Illini try to snap streak with Badgers

Demetri McCamey drives toward the basket during the first half of the Wisconsin game at Assembly Hall on Feb. 20. The Illini will face Wisconsin again this Saturday. Erica Magda

Demetri McCamey drives toward the basket during the first half of the Wisconsin game at Assembly Hall on Feb. 20. The Illini will face Wisconsin again this Saturday. Erica Magda

By Jeff LaBelle

The last 12 days have not been kind to Wisconsin or their top guard Trevon Hughes, but Illinois head coach Bruce Weber is a little “scared” for Saturday’s home matchup.

Wisconsin’s recent success against No. 25 Illinois (16-3, 4-2 in Big Ten) – five consecutive wins including three last year – is one reason for his concern. Three straight losses by the Badgers, including one to Minnesota and one to Iowa in overtime, is another.

That is, Weber figures Wisconsin (12-6, 3-3) is bound to play well eventually.

And Hughes, who has hit just 10 of his last 32 shots and only three of his last 16 from deep, can’t stay cold forever.

“My first thought is that (Hughes) is going to have a huge game here on Saturday,” Weber said.

“It scares me, to be honest, because he has played well against us. Last year, (Hughes was) the one guy Chester (Frazier) didn’t seem able to control. It’s a big challenge.

“For us, it looks like it’s not a good time to play them.”

After Wednesday’s flurry of upsets around college basketball – No. 7 Michigan State fell to Northwestern, No. 1 Wake Forest lost to Virginia Tech and Wisconsin’s loss – Illinois players and staff text messaged Weber in excitement. To avoid a similar fate, however, Trent Meacham said his team can’t get too caught up in scoreboard watching.

“There was a lot of crazy games (Wednesday night), but that’s how it is in college basketball,” Meacham said.

“Anybody can beat anybody. We just got to realize, it’s a long season. We can’t worry about what teams are winning and losing, and just every day come here and get better.”

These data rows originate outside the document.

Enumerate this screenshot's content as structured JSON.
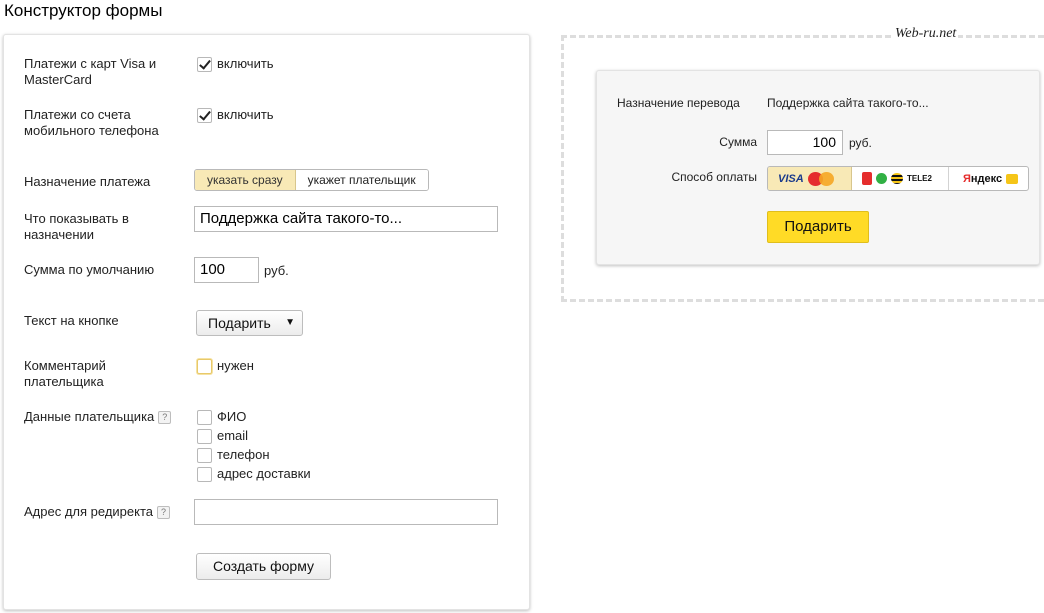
{
  "page": {
    "title": "Конструктор формы"
  },
  "form": {
    "card_payments": {
      "label": "Платежи с карт Visa и MasterCard",
      "checkbox_label": "включить",
      "checked": true
    },
    "mobile_payments": {
      "label": "Платежи со счета мобильного телефона",
      "checkbox_label": "включить",
      "checked": true
    },
    "purpose_mode": {
      "label": "Назначение платежа",
      "options": [
        "указать сразу",
        "укажет плательщик"
      ],
      "selected": "указать сразу"
    },
    "purpose_text": {
      "label": "Что показывать в назначении",
      "value": "Поддержка сайта такого-то..."
    },
    "default_sum": {
      "label": "Сумма по умолчанию",
      "value": "100",
      "unit": "руб."
    },
    "button_text": {
      "label": "Текст на кнопке",
      "value": "Подарить"
    },
    "comment": {
      "label": "Комментарий плательщика",
      "checkbox_label": "нужен",
      "checked": false
    },
    "payer_data": {
      "label": "Данные плательщика",
      "help": "?",
      "options": [
        "ФИО",
        "email",
        "телефон",
        "адрес доставки"
      ]
    },
    "redirect": {
      "label": "Адрес для редиректа",
      "help": "?",
      "value": ""
    },
    "submit_label": "Создать форму"
  },
  "preview": {
    "watermark": "Web-ru.net",
    "purpose_label": "Назначение перевода",
    "purpose_value": "Поддержка сайта такого-то...",
    "sum_label": "Сумма",
    "sum_value": "100",
    "sum_unit": "руб.",
    "method_label": "Способ оплаты",
    "methods": {
      "card": "VISA",
      "tele2": "TELE2",
      "wallet_ya": "Я",
      "wallet_rest": "ндекс"
    },
    "button_label": "Подарить",
    "colors": {
      "accent_button": "#ffdb26",
      "selected_tab": "#f8e9b6"
    }
  }
}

And as for Wisconsin: “They’re just so solid, they’re so sound,” he added. “They don’t make mistakes. They got a lot of guys that can interchange, go outside, go inside. They’re tough. We really struggle with them. Since I’ve been here, we haven’t beaten them.”

Wisconin’s leading scorer, 6-foot-7 forward Marcus Landry, hasn’t been as off as Hughes lately, still averaging over 13 points his last three games compared to Hughes’ 11 points per game.

What may be plaguing Wisconsin, however, is their lack of size. According to Weber, Bo Ryan’s offense is usually “very flexible” and can “spread you, make you guard for long possessions.”

That’s not so much the case this season.

“They seemed to always have the big guy that would go in with his back to the basket and get a hoop when they needed it,” Weber said.

“It might be the difference with them, win or loss. They don’t have the (Brian) Butch, those guys, the (Mike) Wilkinson that could always get the easy basket under the hoop.”

After Tuesday night’s win over Ohio State, the Illini took Wednesday off before enduring a marathon practice Thursday afternoon.

Weber reiterated the importance of practice before another importance Big Ten matchup.

“History doesn’t matter,” Weber said.

“Getting ready the two days before, coming to the game, being ready to play, that’s what matters. Those two hours on the court. It’s something great to talk about, but it still comes down to our mental preparation.”

Jeff Jordan was added to the Illini’s list of scholarship athletes

Jordan, averaging just over one point and one assist per game, is registering 10 minutes of playing time per contest for the No. 25 Illini (16-3, 4-2 in Big Ten).

Jordan said Thursday that he was surprised by the news but that it was something he’s been working toward.

“At first, when I first came here, it was just trying to help the guys out and just trying to fit in with the team,” Jordan said at practice Thursday. “But the more I fit in, the more my goals kind of rose. It was definitely a goal early in the season, this season.”

With a strong class of guards committed for next season, Jordan doesn’t quite know what his role will be in the future, whether he’ll be able to take on a leadership role. But, he said, if history’s an indication, he should find a way to gel with a crowded backcourt.

“Every year, we’ve kind of been unsure what we’re going to do with lineups and everything. I don’t know how I’ve been fitting in with guards in the past, but somehow I’ve been getting in there, getting good minutes, playing hard, so hopefully that role increases next year.”